The program is divided into two. There’s the Community Program which will fund the construction of EV chargers as well as alternative fueling infrastructure at publicly accessible locations like parking lots and schools. More importantly, applications for the construction of facilities in rural communities, low-income communities, and places that have multi-unit housing or little private parking — which is important given the housing crisis — will be given priority. The Department of Transportation has insured that 40 percent of the funds allocated for the program will be for these disadvantaged areas.
The second grant, called The Corridor Program, will focus on building chargers along highways. This should go towards the administration’s goal of having a public fast charger every 50 miles across the country by ‘26. All of this is more than just building a bunch of chargers across the country. It’s about having access to chargers that work, as Alexandra Wyatt, policy director and legal counsel at the nonprofit GRID Alternatives pointed out. “Charging really has to be available where people are,” she told Bloomberg. “It’s extremely crucial to build that out in an equitable way and not just to build it out, but to maintain it.”
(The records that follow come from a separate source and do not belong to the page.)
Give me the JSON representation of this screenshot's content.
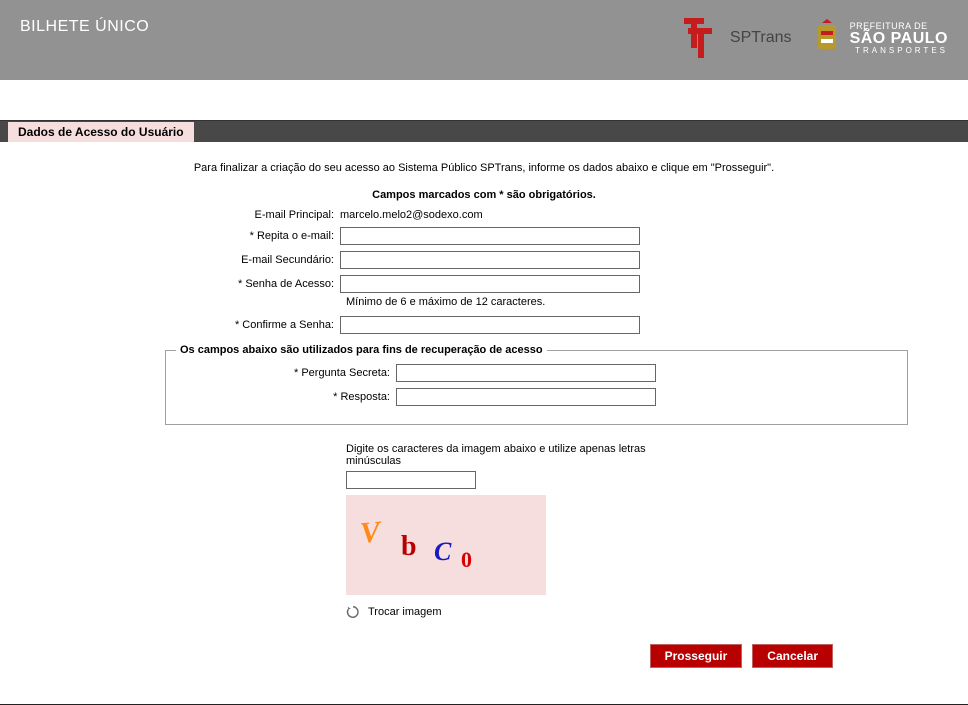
{
  "header": {
    "title": "BILHETE ÚNICO",
    "sptrans_text": "SPTrans",
    "prefeitura_line1": "PREFEITURA DE",
    "prefeitura_line2": "SÃO PAULO",
    "prefeitura_line3": "TRANSPORTES"
  },
  "section_label": "Dados de Acesso do Usuário",
  "intro": "Para finalizar a criação do seu acesso ao Sistema Público SPTrans, informe os dados abaixo e clique em \"Prosseguir\".",
  "required_note": "Campos marcados com * são obrigatórios.",
  "form": {
    "email_principal_label": "E-mail Principal:",
    "email_principal_value": "marcelo.melo2@sodexo.com",
    "repita_email_label": "* Repita o e-mail:",
    "email_secundario_label": "E-mail Secundário:",
    "senha_label": "* Senha de Acesso:",
    "senha_hint": "Mínimo de 6 e máximo de 12 caracteres.",
    "confirme_senha_label": "* Confirme a Senha:"
  },
  "recovery": {
    "legend": "Os campos abaixo são utilizados para fins de recuperação de acesso",
    "pergunta_label": "* Pergunta Secreta:",
    "resposta_label": "* Resposta:"
  },
  "captcha": {
    "instruction": "Digite os caracteres da imagem abaixo e utilize apenas letras minúsculas",
    "chars": [
      "V",
      "b",
      "C",
      "0"
    ],
    "refresh_label": "Trocar imagem"
  },
  "buttons": {
    "prosseguir": "Prosseguir",
    "cancelar": "Cancelar"
  }
}
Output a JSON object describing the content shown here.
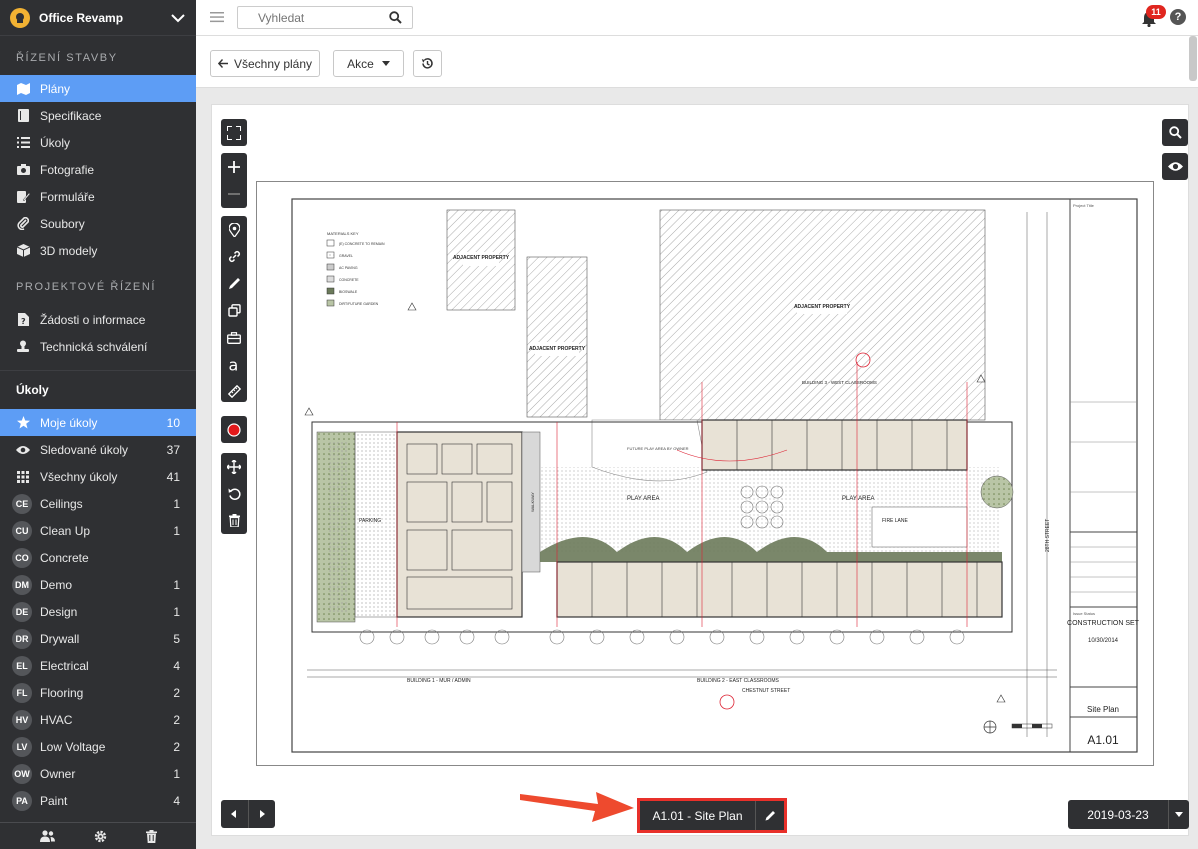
{
  "app": {
    "name": "Office Revamp"
  },
  "sidebar": {
    "section_construction": "ŘÍZENÍ STAVBY",
    "construction_items": [
      {
        "label": "Plány",
        "icon": "map-icon",
        "active": true
      },
      {
        "label": "Specifikace",
        "icon": "book-icon"
      },
      {
        "label": "Úkoly",
        "icon": "list-icon"
      },
      {
        "label": "Fotografie",
        "icon": "camera-icon"
      },
      {
        "label": "Formuláře",
        "icon": "form-icon"
      },
      {
        "label": "Soubory",
        "icon": "paperclip-icon"
      },
      {
        "label": "3D modely",
        "icon": "cube-icon"
      }
    ],
    "section_project": "PROJEKTOVÉ ŘÍZENÍ",
    "project_items": [
      {
        "label": "Žádosti o informace",
        "icon": "file-question-icon"
      },
      {
        "label": "Technická schválení",
        "icon": "stamp-icon"
      }
    ],
    "tasks_heading": "Úkoly",
    "task_filters": [
      {
        "label": "Moje úkoly",
        "count": "10",
        "icon": "star-icon",
        "active": true
      },
      {
        "label": "Sledované úkoly",
        "count": "37",
        "icon": "eye-icon"
      },
      {
        "label": "Všechny úkoly",
        "count": "41",
        "icon": "grid-icon"
      }
    ],
    "tags": [
      {
        "abbr": "CE",
        "label": "Ceilings",
        "count": "1"
      },
      {
        "abbr": "CU",
        "label": "Clean Up",
        "count": "1"
      },
      {
        "abbr": "CO",
        "label": "Concrete",
        "count": ""
      },
      {
        "abbr": "DM",
        "label": "Demo",
        "count": "1"
      },
      {
        "abbr": "DE",
        "label": "Design",
        "count": "1"
      },
      {
        "abbr": "DR",
        "label": "Drywall",
        "count": "5"
      },
      {
        "abbr": "EL",
        "label": "Electrical",
        "count": "4"
      },
      {
        "abbr": "FL",
        "label": "Flooring",
        "count": "2"
      },
      {
        "abbr": "HV",
        "label": "HVAC",
        "count": "2"
      },
      {
        "abbr": "LV",
        "label": "Low Voltage",
        "count": "2"
      },
      {
        "abbr": "OW",
        "label": "Owner",
        "count": "1"
      },
      {
        "abbr": "PA",
        "label": "Paint",
        "count": "4"
      }
    ]
  },
  "topbar": {
    "search_placeholder": "Vyhledat",
    "notifications_count": "11",
    "help_label": "?"
  },
  "toolbar": {
    "back_label": "Všechny plány",
    "actions_label": "Akce"
  },
  "viewer": {
    "sheet_label": "A1.01 - Site Plan",
    "date_label": "2019-03-23"
  },
  "drawing": {
    "materials_key_title": "MATERIALS KEY",
    "materials": [
      "(E) CONCRETE TO REMAIN",
      "GRAVEL",
      "AC PAVING",
      "CONCRETE",
      "BIOSWALE",
      "DIRT/FUTURE GARDEN"
    ],
    "adjacent_property": "ADJACENT PROPERTY",
    "building_1": "BUILDING 1 - MUR / ADMIN",
    "building_2": "BUILDING 2 - EAST CLASSROOMS",
    "building_3": "BUILDING 3 - WEST CLASSROOMS",
    "street_chestnut": "CHESTNUT STREET",
    "street_28th": "28TH STREET",
    "parking": "PARKING",
    "play_area": "PLAY AREA",
    "fire_lane": "FIRE LANE",
    "walkway": "WALKWAY",
    "future_play_area": "FUTURE PLAY AREA BY OWNER",
    "title_block": {
      "project_title": "Project Title",
      "issue_status": "Issue Status",
      "construction_set": "CONSTRUCTION SET",
      "date": "10/30/2014",
      "sheet_title": "Site Plan",
      "sheet_no": "A1.01"
    }
  },
  "colors": {
    "sidebar_bg": "#2f3033",
    "active_blue": "#5d9df5",
    "badge_red": "#e0261f",
    "highlight_red": "#e8302a"
  }
}
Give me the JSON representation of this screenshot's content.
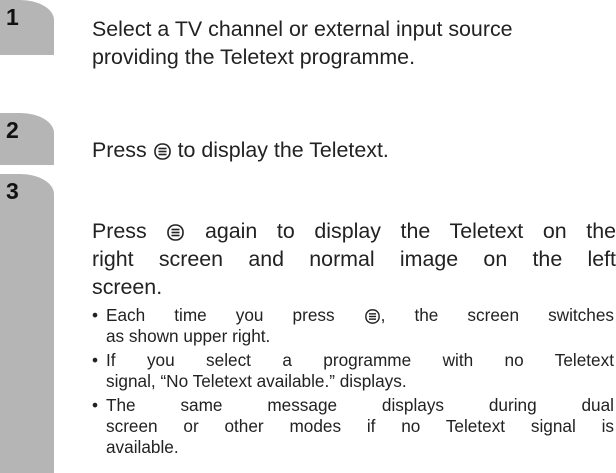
{
  "steps": [
    {
      "number": "1",
      "text_line1": "Select a TV channel or external input source",
      "text_line2": "providing the Teletext programme."
    },
    {
      "number": "2",
      "text_pre": "Press",
      "text_post": "to display the Teletext."
    },
    {
      "number": "3",
      "line1_pre": "Press",
      "line1_post": "again to display the Teletext on the",
      "line2": "right screen and normal image on the left",
      "line3": "screen.",
      "bullets": [
        {
          "line1_pre": "Each time you press",
          "line1_post": ", the screen switches",
          "line2": "as shown upper right."
        },
        {
          "line1": "If you select a programme with no Teletext",
          "line2": "signal, “No Teletext available.” displays."
        },
        {
          "line1": "The same message displays during dual",
          "line2": "screen or other modes if no Teletext signal is",
          "line3": "available."
        }
      ]
    }
  ],
  "bullet_char": "•",
  "icons": {
    "teletext": "teletext-button-icon"
  },
  "colors": {
    "tab": "#b5b5b5",
    "text": "#222222"
  }
}
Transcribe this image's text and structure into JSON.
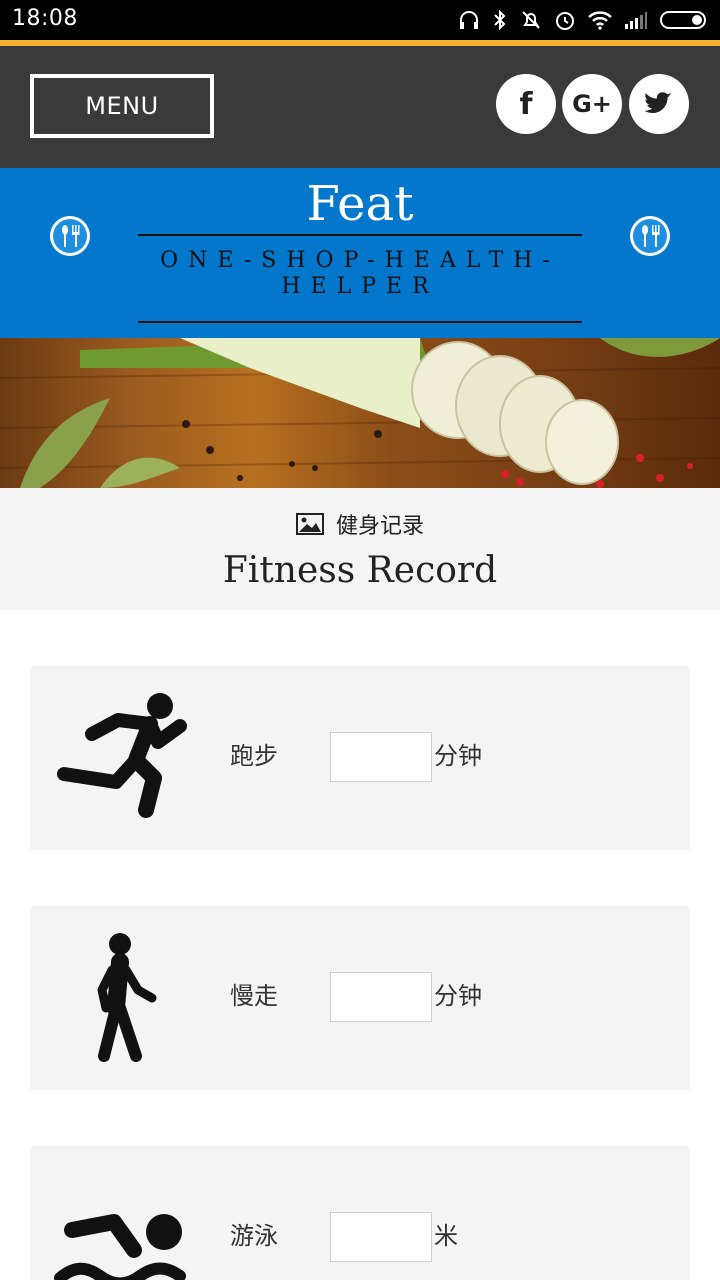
{
  "status_bar": {
    "time": "18:08"
  },
  "header": {
    "menu_label": "MENU",
    "social": [
      "f",
      "G+",
      "twitter"
    ]
  },
  "brand": {
    "title": "Feat",
    "tagline": "ONE-SHOP-HEALTH-HELPER"
  },
  "section": {
    "subtitle": "健身记录",
    "title": "Fitness Record"
  },
  "activities": [
    {
      "label": "跑步",
      "unit": "分钟",
      "value": "",
      "icon": "running-person-icon"
    },
    {
      "label": "慢走",
      "unit": "分钟",
      "value": "",
      "icon": "walking-person-icon"
    },
    {
      "label": "游泳",
      "unit": "米",
      "value": "",
      "icon": "swimming-person-icon"
    }
  ],
  "colors": {
    "header_bg": "#3a3a3a",
    "brand_bg": "#0277cc",
    "accent_line": "#f2b230",
    "card_bg": "#f4f4f4"
  }
}
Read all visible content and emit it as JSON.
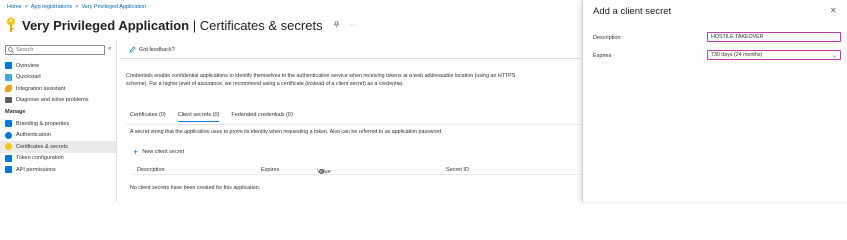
{
  "breadcrumb": [
    {
      "label": "Home"
    },
    {
      "label": "App registrations"
    },
    {
      "label": "Very Privileged Application"
    }
  ],
  "breadcrumb_separator": ">",
  "header": {
    "app_name": "Very Privileged Application",
    "page_name": "| Certificates & secrets",
    "more_label": "···"
  },
  "sidebar": {
    "search_placeholder": "Search",
    "collapse_label": "«",
    "items": [
      {
        "label": "Overview",
        "icon": "overview-icon",
        "color": "#0078d4"
      },
      {
        "label": "Quickstart",
        "icon": "quickstart-icon",
        "color": "#40a9e0"
      },
      {
        "label": "Integration assistant",
        "icon": "rocket-icon",
        "color": "#e8a317"
      },
      {
        "label": "Diagnose and solve problems",
        "icon": "wrench-icon",
        "color": "#605e5c"
      }
    ],
    "section_manage": "Manage",
    "manage_items": [
      {
        "label": "Branding & properties",
        "icon": "branding-icon",
        "color": "#0078d4"
      },
      {
        "label": "Authentication",
        "icon": "authentication-icon",
        "color": "#0078d4"
      },
      {
        "label": "Certificates & secrets",
        "icon": "key-icon",
        "color": "#f2c811",
        "selected": true
      },
      {
        "label": "Token configuration",
        "icon": "token-icon",
        "color": "#0078d4"
      },
      {
        "label": "API permissions",
        "icon": "api-icon",
        "color": "#0078d4"
      }
    ]
  },
  "main": {
    "feedback_label": "Got feedback?",
    "intro_line1": "Credentials enable confidential applications to identify themselves to the authentication service when receiving tokens at a web addressable location (using an HTTPS",
    "intro_line2": "scheme). For a higher level of assurance, we recommend using a certificate (instead of a client secret) as a credential.",
    "tabs": [
      {
        "label": "Certificates (0)",
        "active": false
      },
      {
        "label": "Client secrets (0)",
        "active": true
      },
      {
        "label": "Federated credentials (0)",
        "active": false
      }
    ],
    "tab_description": "A secret string that the application uses to prove its identity when requesting a token. Also can be referred to as application password.",
    "new_secret_label": "New client secret",
    "table_headers": {
      "description": "Description",
      "expires": "Expires",
      "value": "Value",
      "secret_id": "Secret ID"
    },
    "empty_message": "No client secrets have been created for this application."
  },
  "panel": {
    "title": "Add a client secret",
    "close_label": "✕",
    "description_label": "Description",
    "description_value": "HOSTILE TAKEOVER",
    "expires_label": "Expires",
    "expires_value": "730 days (24 months)"
  },
  "colors": {
    "accent": "#0078d4",
    "focus_border": "#c239b3",
    "key_yellow": "#f2c811"
  }
}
But not all of this is going to be easy. Speaking to Bloomberg, Transportation Secretary Pete Buttigieg wouldn’t exactly say how many chargers the administration expects to be built by the end of ‘24 given that the administration wants the chargers to be manufactured in the U.S. But he said things are starting to get going. “We’ve kind of been the foot of the hockey stick because we are still aligning the program guidance and the Buy America rules and the regs on how interoperable and user friendly they needed to be, which is important before states can start moving money. Now that we have the rules and we have the money, you’re going to see I think a leap.”